[RAW DATA — start]

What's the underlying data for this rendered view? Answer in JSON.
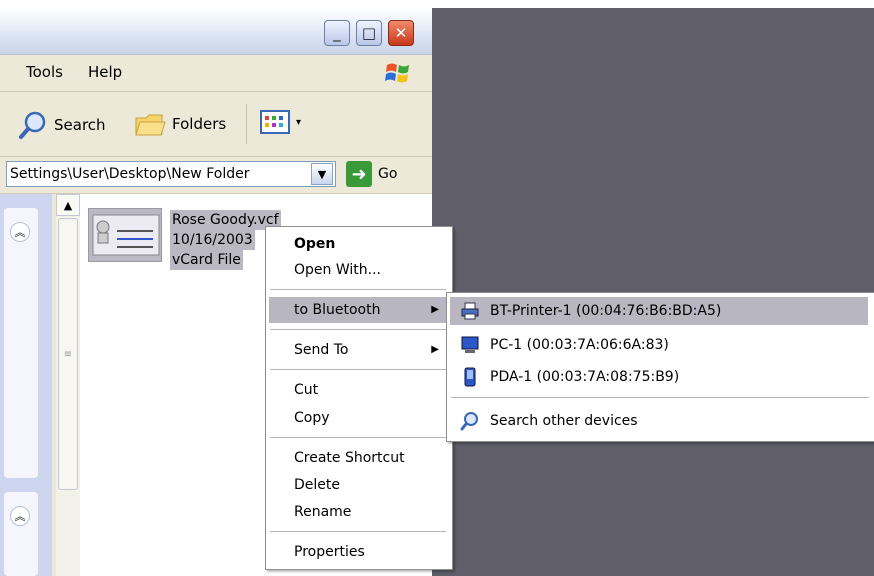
{
  "window": {
    "buttons": {
      "minimize": "_",
      "maximize": "□",
      "close": "✕"
    }
  },
  "menubar": {
    "items": [
      "Tools",
      "Help"
    ]
  },
  "toolbar": {
    "search_label": "Search",
    "folders_label": "Folders"
  },
  "address": {
    "path": "Settings\\User\\Desktop\\New Folder",
    "go_label": "Go"
  },
  "file": {
    "name": "Rose Goody.vcf",
    "date": "10/16/2003",
    "type": "vCard File"
  },
  "context_menu": {
    "open": "Open",
    "open_with": "Open With...",
    "to_bluetooth": "to Bluetooth",
    "send_to": "Send To",
    "cut": "Cut",
    "copy": "Copy",
    "create_shortcut": "Create Shortcut",
    "delete": "Delete",
    "rename": "Rename",
    "properties": "Properties"
  },
  "bluetooth_submenu": {
    "devices": [
      {
        "label": "BT-Printer-1 (00:04:76:B6:BD:A5)",
        "icon": "printer-icon"
      },
      {
        "label": "PC-1 (00:03:7A:06:6A:83)",
        "icon": "computer-icon"
      },
      {
        "label": "PDA-1 (00:03:7A:08:75:B9)",
        "icon": "pda-icon"
      }
    ],
    "search_other": "Search other devices"
  },
  "colors": {
    "desktop": "#5f5e69",
    "highlight": "#b7b6c1",
    "menu_bg": "#ffffff"
  }
}
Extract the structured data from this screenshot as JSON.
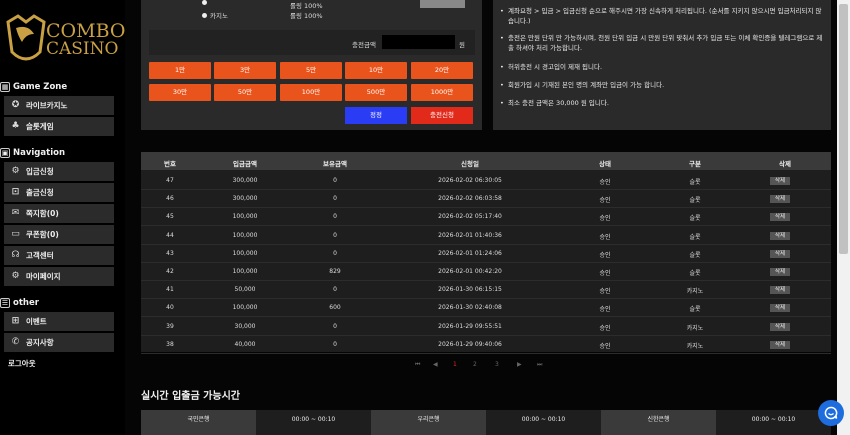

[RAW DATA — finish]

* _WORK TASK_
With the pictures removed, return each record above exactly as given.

* _RESULT FOR THIS EXERCISE_
What's the underlying data for this rendered view? Answer in JSON.
{
  "window": {
    "buttons": {
      "minimize": "_",
      "maximize": "□",
      "close": "✕"
    }
  },
  "menubar": {
    "items": [
      "Tools",
      "Help"
    ]
  },
  "toolbar": {
    "search_label": "Search",
    "folders_label": "Folders"
  },
  "address": {
    "path": "Settings\\User\\Desktop\\New Folder",
    "go_label": "Go"
  },
  "file": {
    "name": "Rose Goody.vcf",
    "date": "10/16/2003",
    "type": "vCard File"
  },
  "context_menu": {
    "open": "Open",
    "open_with": "Open With...",
    "to_bluetooth": "to Bluetooth",
    "send_to": "Send To",
    "cut": "Cut",
    "copy": "Copy",
    "create_shortcut": "Create Shortcut",
    "delete": "Delete",
    "rename": "Rename",
    "properties": "Properties"
  },
  "bluetooth_submenu": {
    "devices": [
      {
        "label": "BT-Printer-1 (00:04:76:B6:BD:A5)",
        "icon": "printer-icon"
      },
      {
        "label": "PC-1 (00:03:7A:06:6A:83)",
        "icon": "computer-icon"
      },
      {
        "label": "PDA-1 (00:03:7A:08:75:B9)",
        "icon": "pda-icon"
      }
    ],
    "search_other": "Search other devices"
  },
  "colors": {
    "desktop": "#5f5e69",
    "highlight": "#b7b6c1",
    "menu_bg": "#ffffff"
  }
}
Extract the structured data from this screenshot as JSON.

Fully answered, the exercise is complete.